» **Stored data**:
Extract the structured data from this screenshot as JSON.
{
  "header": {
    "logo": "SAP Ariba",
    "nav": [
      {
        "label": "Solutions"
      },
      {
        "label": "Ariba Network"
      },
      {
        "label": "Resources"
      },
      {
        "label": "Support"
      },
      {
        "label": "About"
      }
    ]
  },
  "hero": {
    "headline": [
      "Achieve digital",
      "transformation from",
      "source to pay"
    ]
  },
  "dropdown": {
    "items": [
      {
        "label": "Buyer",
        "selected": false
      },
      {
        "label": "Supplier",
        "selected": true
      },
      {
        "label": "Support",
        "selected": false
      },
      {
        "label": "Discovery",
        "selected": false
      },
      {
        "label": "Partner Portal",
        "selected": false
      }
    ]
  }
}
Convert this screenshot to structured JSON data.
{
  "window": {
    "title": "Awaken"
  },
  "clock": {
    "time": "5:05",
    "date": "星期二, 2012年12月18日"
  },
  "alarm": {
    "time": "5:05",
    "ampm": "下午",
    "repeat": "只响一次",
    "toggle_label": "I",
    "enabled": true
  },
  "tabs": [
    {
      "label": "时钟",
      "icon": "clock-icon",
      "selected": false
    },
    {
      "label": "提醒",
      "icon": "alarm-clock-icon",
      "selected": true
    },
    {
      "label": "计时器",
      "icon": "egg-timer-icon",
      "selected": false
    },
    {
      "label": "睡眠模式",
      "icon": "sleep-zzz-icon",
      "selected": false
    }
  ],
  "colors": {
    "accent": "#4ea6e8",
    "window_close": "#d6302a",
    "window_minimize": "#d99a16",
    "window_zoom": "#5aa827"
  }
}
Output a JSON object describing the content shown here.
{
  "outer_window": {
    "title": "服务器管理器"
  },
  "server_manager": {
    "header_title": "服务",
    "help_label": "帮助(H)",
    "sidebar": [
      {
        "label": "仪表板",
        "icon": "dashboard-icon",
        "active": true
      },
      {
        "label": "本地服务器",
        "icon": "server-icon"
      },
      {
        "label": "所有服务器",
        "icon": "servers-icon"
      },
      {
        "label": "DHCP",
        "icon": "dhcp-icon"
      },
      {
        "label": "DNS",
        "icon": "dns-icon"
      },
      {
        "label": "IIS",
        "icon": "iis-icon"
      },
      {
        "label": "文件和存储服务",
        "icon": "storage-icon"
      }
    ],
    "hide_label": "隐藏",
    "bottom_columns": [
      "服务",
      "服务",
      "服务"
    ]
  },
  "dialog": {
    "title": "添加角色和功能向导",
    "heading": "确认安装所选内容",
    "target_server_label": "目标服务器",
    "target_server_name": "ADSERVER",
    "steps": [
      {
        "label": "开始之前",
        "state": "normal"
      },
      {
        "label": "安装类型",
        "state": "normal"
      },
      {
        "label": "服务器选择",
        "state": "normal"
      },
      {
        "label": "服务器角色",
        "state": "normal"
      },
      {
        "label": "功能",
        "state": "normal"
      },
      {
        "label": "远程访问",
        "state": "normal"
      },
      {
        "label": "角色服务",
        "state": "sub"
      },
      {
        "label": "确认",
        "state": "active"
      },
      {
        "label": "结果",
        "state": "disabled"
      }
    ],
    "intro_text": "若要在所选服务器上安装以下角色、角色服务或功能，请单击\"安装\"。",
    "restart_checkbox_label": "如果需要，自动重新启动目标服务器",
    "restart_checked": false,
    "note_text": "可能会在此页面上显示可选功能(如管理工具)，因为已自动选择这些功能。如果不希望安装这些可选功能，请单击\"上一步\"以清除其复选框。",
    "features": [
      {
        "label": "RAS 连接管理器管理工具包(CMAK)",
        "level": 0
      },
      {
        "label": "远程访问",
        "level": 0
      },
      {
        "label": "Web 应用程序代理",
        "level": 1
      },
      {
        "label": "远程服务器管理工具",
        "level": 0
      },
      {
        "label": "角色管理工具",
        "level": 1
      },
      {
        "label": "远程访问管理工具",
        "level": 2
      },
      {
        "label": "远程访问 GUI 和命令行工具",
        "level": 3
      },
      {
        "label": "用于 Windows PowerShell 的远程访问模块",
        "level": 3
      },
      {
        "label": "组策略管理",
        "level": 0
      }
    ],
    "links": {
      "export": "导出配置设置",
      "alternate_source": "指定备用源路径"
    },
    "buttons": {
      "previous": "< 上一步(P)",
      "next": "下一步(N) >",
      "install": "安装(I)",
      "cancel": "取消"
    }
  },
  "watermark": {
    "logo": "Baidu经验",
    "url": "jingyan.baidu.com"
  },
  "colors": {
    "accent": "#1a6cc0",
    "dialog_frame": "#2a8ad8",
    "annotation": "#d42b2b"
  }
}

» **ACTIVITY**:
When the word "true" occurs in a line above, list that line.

» **COMPLETED EXERCISE**:
        "selected": true
    "enabled": true
      "selected": true
        "active": true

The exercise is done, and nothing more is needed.